IRS regulations hold both you and your spouse accountable for tax liability on a jointly filed return, even if you were unaware at the time that your spouse failed to report all eligible income. If you are seeking a divorce in Colorado and have filed a joint tax return, you may be held responsible for debt on underreported income that your spouse accrued without your knowledge. Innocent Spouse Relief can get you out from under a debt that does not belong to you, if you file the form and the IRS approves it.
It is important to file the form and apply for relief even if your divorce decree states that the responsibility will lie solely with your former spouse. Once Innocent Spouse Relief takes affect, the IRS will only attempt to collect the applicable taxes, penalties, and interest from your former spouse. You should be aware that not all debt qualifies for this type of relief.

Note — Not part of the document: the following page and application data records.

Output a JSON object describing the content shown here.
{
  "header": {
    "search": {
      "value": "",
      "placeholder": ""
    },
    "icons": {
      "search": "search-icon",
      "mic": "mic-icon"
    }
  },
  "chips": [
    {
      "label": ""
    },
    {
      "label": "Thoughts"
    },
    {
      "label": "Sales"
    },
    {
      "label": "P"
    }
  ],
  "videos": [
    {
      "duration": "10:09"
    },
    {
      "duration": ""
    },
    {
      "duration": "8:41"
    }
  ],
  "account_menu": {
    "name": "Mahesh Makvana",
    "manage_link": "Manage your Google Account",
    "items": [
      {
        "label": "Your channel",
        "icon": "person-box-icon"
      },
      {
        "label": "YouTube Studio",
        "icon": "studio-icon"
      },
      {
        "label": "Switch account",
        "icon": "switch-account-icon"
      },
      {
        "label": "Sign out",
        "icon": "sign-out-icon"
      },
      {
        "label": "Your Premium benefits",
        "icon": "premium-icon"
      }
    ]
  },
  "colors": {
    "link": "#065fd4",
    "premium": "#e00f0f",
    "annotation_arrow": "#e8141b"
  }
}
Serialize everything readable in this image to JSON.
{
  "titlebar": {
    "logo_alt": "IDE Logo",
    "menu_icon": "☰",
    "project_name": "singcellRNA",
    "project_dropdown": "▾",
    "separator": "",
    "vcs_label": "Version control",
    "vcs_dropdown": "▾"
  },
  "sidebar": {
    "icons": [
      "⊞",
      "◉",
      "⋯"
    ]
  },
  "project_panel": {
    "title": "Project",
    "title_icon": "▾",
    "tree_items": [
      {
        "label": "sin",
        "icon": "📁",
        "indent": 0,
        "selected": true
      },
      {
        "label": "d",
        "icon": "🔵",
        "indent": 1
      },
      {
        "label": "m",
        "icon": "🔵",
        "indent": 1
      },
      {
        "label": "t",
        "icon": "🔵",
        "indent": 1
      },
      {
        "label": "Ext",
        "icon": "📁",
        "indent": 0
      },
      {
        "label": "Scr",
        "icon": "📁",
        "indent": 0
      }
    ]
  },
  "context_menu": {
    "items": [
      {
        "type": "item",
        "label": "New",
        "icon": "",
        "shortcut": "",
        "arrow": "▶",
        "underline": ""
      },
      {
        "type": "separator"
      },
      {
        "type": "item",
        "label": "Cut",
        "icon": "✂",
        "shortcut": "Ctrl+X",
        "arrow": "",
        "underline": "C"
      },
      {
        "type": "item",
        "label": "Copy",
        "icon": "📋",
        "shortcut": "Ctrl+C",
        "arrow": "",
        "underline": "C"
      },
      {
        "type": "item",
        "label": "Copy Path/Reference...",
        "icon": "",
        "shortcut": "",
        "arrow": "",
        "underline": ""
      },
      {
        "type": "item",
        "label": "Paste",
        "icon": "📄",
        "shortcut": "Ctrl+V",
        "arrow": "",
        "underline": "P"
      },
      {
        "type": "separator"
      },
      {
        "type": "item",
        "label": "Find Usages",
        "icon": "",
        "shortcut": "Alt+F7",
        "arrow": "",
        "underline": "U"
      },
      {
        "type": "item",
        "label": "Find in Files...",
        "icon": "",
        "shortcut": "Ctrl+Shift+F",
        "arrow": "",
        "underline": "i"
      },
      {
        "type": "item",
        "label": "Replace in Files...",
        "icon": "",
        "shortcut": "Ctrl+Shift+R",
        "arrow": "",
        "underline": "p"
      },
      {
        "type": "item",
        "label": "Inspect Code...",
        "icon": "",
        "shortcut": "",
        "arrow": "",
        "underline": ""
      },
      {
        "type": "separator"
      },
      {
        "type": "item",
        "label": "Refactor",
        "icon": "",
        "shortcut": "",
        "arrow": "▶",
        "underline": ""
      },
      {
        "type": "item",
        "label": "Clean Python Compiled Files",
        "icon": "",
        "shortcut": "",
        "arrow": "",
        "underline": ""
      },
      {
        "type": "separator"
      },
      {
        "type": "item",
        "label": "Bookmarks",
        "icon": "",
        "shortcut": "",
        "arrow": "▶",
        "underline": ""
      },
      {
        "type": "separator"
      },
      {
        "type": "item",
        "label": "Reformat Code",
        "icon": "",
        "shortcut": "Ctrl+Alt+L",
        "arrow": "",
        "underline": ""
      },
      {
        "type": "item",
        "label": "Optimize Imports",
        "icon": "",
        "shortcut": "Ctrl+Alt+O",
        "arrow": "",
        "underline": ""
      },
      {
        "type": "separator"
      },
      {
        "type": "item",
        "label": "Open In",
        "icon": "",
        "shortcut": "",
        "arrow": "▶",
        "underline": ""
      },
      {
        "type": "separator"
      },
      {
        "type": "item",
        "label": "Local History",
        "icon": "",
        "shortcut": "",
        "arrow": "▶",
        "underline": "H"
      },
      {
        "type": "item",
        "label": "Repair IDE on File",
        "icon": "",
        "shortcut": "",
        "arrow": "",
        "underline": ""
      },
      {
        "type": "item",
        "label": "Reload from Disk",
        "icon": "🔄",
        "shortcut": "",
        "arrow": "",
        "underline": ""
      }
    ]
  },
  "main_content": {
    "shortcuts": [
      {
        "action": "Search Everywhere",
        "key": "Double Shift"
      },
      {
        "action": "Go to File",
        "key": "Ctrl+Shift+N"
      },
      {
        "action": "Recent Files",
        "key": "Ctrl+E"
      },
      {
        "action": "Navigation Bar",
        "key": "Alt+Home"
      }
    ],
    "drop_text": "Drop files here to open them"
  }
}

To qualify for Innocent Spouse Relief, you are required to meet the following conditions:
- You filed your taxes jointly with your spouse or former spouse.

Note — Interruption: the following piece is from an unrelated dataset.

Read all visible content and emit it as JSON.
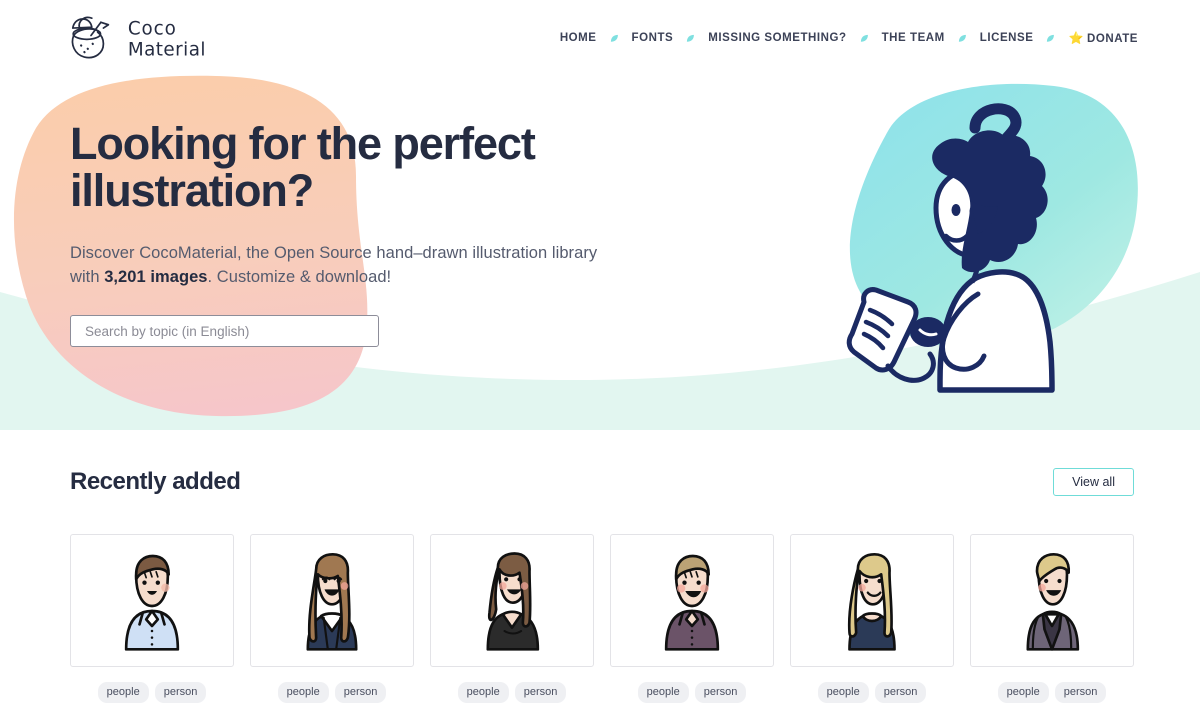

- Your former spouse is shown to have understated tax for certain items.
- You can demonstrate that you had no knowledge of the understated tax when you signed the return.
- The IRS decided, after review, that it would be unfair to hold you responsible for the underreported tax.
When the IRS is considering granting you Innocent Spouse Relief, agents will weigh factors such as the impending divorce, whether your spouse deserted you, and whether or not you benefited in any way from the omission on the joint return.